## DATA FOR THE TASK
*****

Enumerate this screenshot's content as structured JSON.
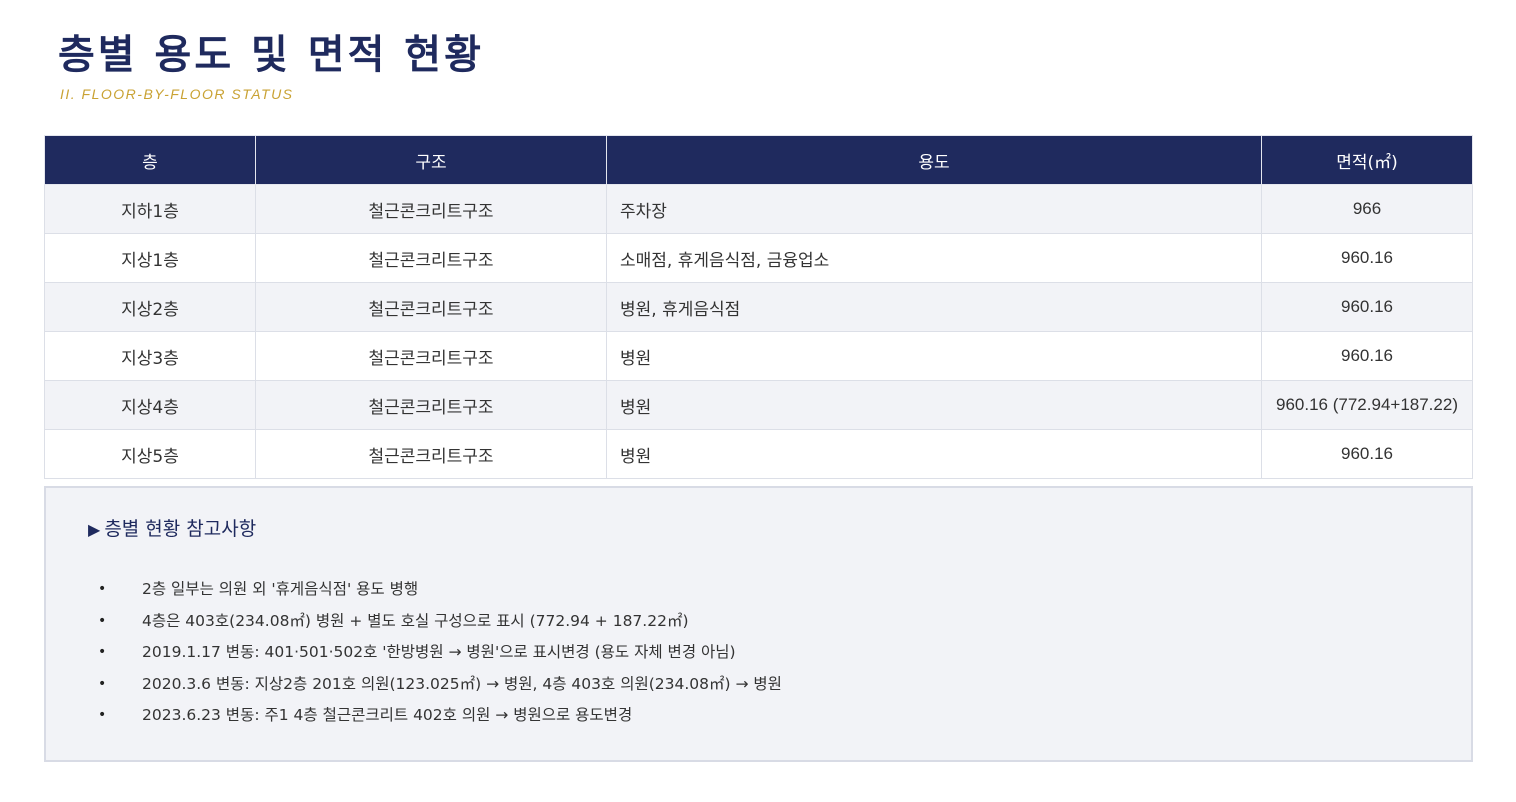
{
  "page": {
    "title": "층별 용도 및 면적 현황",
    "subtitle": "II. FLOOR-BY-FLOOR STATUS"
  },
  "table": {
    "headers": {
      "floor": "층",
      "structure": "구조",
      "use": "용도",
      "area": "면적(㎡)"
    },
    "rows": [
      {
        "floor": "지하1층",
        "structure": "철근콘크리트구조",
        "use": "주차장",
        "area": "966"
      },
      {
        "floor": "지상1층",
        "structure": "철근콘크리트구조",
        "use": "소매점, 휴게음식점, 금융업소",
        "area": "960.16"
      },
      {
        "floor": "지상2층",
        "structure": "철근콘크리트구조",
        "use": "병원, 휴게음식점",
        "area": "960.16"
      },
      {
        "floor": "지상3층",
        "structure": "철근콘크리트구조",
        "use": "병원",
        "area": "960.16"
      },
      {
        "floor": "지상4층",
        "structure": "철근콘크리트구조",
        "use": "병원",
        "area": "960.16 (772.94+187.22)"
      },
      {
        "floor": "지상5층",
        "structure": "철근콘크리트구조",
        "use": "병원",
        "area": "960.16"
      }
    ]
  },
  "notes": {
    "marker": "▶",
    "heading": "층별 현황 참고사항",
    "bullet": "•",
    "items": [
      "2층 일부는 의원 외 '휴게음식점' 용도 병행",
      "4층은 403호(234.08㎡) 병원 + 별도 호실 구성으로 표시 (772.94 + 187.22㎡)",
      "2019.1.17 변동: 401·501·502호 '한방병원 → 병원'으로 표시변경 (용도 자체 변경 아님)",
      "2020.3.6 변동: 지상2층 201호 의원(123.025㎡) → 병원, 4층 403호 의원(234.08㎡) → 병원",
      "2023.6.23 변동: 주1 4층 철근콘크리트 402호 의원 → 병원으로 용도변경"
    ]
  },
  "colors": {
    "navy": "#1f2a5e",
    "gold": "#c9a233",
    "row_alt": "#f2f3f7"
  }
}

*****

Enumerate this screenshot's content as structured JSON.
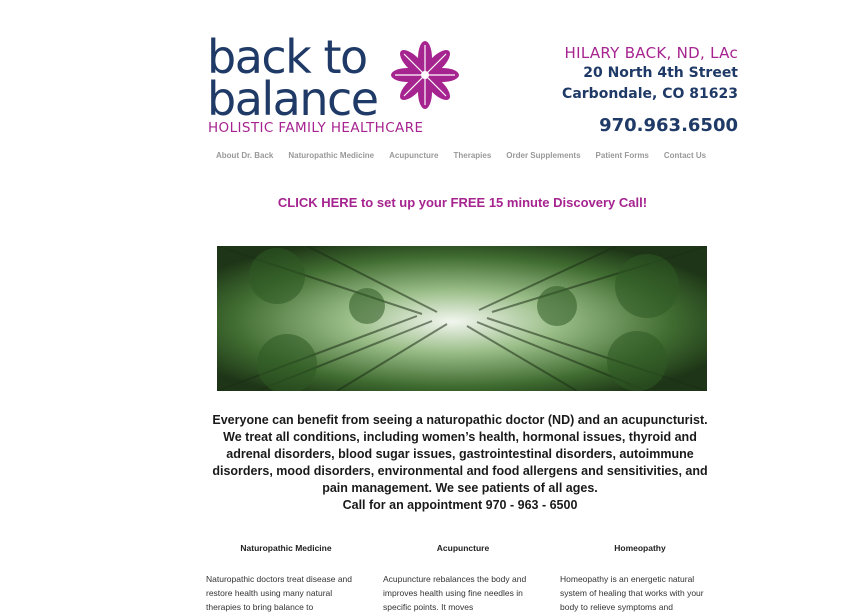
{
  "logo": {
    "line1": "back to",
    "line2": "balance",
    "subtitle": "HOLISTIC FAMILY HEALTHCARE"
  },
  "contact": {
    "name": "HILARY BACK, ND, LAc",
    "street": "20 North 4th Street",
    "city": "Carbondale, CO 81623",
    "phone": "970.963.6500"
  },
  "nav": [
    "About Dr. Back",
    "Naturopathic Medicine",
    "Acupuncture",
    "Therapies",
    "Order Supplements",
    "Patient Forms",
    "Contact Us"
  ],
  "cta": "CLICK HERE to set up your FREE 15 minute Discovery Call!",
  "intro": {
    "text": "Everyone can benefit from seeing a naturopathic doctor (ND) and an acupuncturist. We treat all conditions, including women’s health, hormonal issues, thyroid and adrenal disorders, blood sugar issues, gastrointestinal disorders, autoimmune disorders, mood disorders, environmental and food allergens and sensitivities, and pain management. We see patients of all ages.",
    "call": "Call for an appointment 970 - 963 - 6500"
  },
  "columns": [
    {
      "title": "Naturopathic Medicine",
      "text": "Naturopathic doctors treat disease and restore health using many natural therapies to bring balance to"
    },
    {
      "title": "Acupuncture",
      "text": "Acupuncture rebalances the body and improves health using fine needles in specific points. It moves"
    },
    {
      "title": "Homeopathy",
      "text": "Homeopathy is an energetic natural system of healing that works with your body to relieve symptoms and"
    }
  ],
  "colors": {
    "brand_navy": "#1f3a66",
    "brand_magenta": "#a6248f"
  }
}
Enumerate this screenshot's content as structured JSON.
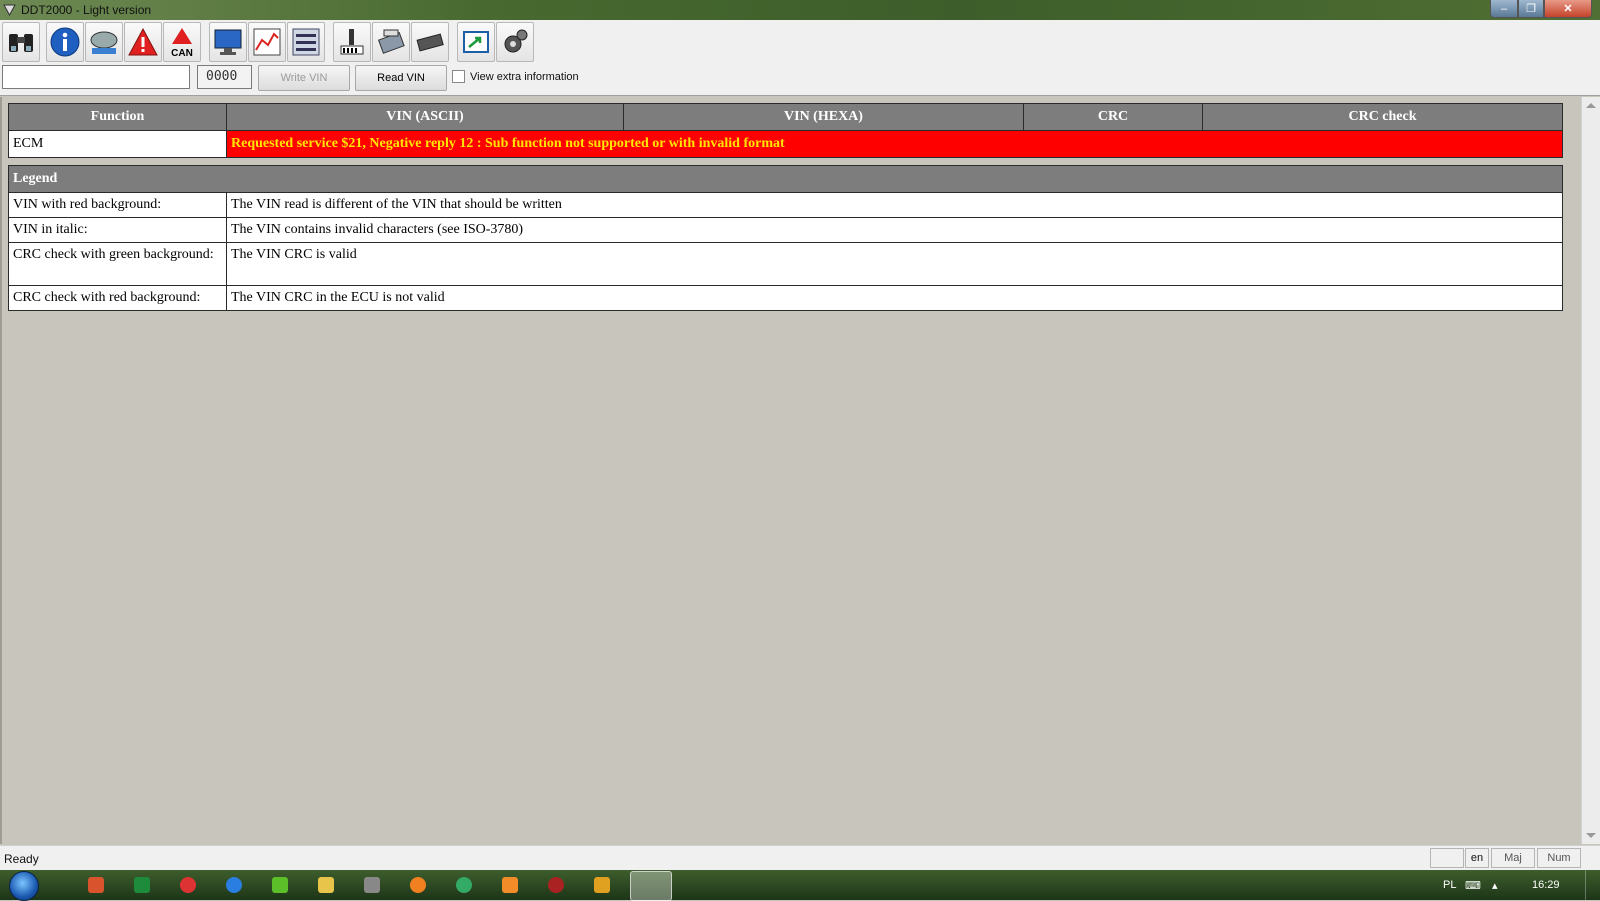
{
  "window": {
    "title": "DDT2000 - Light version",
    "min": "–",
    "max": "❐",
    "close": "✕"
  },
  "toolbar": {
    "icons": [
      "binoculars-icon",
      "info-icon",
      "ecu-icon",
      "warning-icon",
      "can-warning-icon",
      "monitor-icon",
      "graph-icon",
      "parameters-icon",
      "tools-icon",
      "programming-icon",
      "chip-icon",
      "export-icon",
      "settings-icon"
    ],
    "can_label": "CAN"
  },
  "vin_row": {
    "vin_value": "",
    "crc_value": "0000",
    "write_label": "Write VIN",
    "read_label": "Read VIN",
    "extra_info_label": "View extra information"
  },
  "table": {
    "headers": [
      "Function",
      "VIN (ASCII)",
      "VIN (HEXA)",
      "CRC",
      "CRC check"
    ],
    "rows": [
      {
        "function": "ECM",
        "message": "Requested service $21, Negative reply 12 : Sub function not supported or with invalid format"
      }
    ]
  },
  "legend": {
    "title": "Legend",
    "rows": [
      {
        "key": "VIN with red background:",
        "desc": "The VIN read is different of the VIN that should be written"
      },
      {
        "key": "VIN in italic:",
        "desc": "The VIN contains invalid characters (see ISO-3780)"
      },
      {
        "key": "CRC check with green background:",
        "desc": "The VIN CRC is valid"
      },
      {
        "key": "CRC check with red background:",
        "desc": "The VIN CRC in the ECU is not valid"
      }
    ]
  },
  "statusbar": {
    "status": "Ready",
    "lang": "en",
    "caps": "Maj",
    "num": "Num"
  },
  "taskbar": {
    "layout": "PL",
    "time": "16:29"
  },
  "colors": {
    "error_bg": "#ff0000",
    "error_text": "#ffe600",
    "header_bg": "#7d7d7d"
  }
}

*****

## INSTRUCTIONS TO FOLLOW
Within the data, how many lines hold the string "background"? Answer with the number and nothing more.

## EXERCISE SOLUTION
3